The Risk Manager, Summer 2006
In their June 19, 2006 National Law Journal article “Enlightening Clients” Mary Kay Kisthardt and Barbara Handschu outline a comprehensive approach for keeping divorce clients well informed. The authors advocate demystifying the process with the following advice:
- Be sure the client understands what retainers are and what they cover. Explain in the letter of engagement as appropriate:
- when replenishment of a retainer is required;
- whether an additional retainer is required for trial preparation;
- that an ‘evergreen’ retainer requires the client to pay bills as they accrue with the initial retainer covering final billing; and
- that failure to comply with the retainer requirement during pending litigation will cause the lawyer to apply to the court for permission to withdraw.
- Describe the divorce litigation process to the client orally and in writing. Provide the client an outline of the process if that is helpful. Give the client articles and publications on divorce litigation. The authors recommend the American Academy of Matrimonial Lawyers’ Divorce Manual: A Client Handbook.
- Copy clients on all documents regarding their case including pleadings, court orders, and all correspondence. Send the client copies of memorandums for the file concerning any in-person, telephone, and e-mail communications with the courts, opposing counsel, and third parties. When forwarding documents be sure to include an explanatory letter or note to ensure client understanding. If the forwarded document requires input from the client, be sure to make that clear to the client in the forwarding letter or note.
- Promptly return client telephone calls. Establish an office procedure in which a paralegal or legal secretary returns the client’s call when the lawyer is unavailable. That person should coordinate a time with the client and lawyer when the lawyer will return the call.
- Be cautious in forecasting how expeditiously the matter will proceed. Do not underestimate the time required thereby raising the client’s expectations and corresponding anxiety when the process takes longer.
- If feasible, designate a paralegal or other member of the office to provide the client regular case status updates. Be sure to explain this arrangement to the client and the billing considerations; i.e., lawyer hourly fee or paralegal hourly fee.

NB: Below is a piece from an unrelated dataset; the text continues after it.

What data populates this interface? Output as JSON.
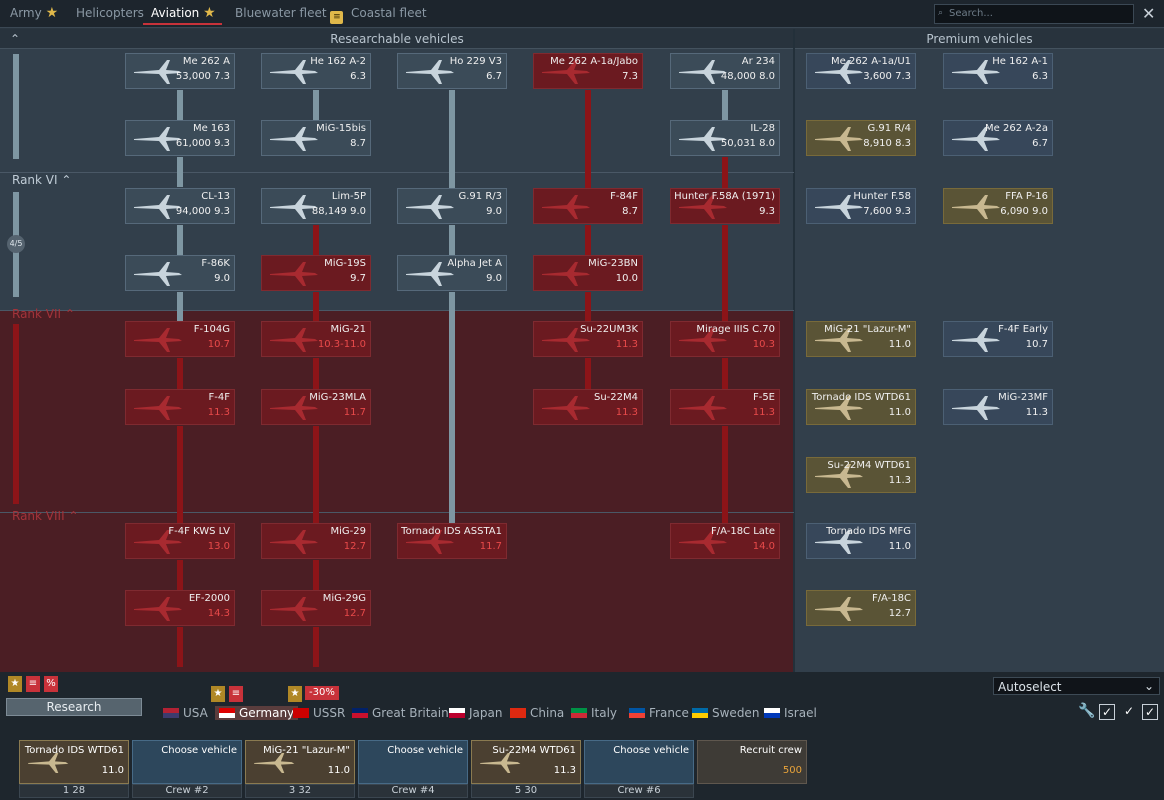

- Inform the client about alternative dispute resolution procedures applicable to the matter. These procedures are often helpful in cases involving domestic violence.